**PROVIDED DATA:**

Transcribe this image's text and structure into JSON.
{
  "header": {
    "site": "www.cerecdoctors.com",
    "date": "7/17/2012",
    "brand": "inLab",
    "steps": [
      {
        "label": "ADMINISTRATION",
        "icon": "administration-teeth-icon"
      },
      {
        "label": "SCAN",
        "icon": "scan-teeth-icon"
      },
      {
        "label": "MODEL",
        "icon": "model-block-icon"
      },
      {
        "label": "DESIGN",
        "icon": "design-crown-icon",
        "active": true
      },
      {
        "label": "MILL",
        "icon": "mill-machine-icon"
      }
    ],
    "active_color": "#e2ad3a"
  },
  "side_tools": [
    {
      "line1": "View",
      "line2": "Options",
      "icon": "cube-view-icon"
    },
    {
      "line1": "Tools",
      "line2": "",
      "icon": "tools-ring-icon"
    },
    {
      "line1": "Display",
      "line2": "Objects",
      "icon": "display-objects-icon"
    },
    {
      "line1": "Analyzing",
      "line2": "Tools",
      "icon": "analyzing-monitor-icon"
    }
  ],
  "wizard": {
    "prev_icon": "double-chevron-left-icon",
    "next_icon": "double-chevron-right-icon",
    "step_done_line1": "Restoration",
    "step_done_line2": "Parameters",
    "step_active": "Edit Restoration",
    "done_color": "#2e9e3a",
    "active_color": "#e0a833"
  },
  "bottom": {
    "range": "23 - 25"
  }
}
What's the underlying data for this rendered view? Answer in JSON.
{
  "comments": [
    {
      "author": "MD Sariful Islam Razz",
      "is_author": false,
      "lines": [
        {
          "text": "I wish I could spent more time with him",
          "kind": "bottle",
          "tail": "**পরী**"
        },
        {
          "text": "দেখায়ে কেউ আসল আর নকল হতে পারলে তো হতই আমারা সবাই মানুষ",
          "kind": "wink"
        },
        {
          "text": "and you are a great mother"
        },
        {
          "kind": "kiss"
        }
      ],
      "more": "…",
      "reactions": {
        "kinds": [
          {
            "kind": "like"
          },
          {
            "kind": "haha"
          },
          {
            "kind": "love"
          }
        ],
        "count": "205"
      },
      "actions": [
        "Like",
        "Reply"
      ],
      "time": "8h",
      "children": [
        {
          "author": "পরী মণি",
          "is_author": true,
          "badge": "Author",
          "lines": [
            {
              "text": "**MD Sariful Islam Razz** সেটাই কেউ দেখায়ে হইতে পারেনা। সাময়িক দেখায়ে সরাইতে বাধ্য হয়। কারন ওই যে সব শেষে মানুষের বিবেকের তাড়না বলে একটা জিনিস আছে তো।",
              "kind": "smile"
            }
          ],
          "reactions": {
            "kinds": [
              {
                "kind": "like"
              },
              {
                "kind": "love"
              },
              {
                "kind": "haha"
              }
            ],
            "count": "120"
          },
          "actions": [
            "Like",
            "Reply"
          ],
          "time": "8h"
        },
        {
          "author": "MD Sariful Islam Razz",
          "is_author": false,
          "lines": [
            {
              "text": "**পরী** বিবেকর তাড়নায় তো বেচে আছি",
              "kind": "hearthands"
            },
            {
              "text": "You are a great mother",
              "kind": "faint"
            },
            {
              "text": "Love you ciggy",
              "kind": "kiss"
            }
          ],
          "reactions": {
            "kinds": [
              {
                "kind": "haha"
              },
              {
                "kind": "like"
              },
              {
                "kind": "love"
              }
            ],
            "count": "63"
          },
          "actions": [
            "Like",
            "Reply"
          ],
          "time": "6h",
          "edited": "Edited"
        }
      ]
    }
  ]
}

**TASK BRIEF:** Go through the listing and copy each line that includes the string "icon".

**REPLY TO THE EXERCISE:**
        "icon": "administration-teeth-icon"
        "icon": "scan-teeth-icon"
        "icon": "model-block-icon"
        "icon": "design-crown-icon",
        "icon": "mill-machine-icon"
      "icon": "cube-view-icon"
      "icon": "tools-ring-icon"
      "icon": "display-objects-icon"
      "icon": "analyzing-monitor-icon"
    "prev_icon": "double-chevron-left-icon",
    "next_icon": "double-chevron-right-icon",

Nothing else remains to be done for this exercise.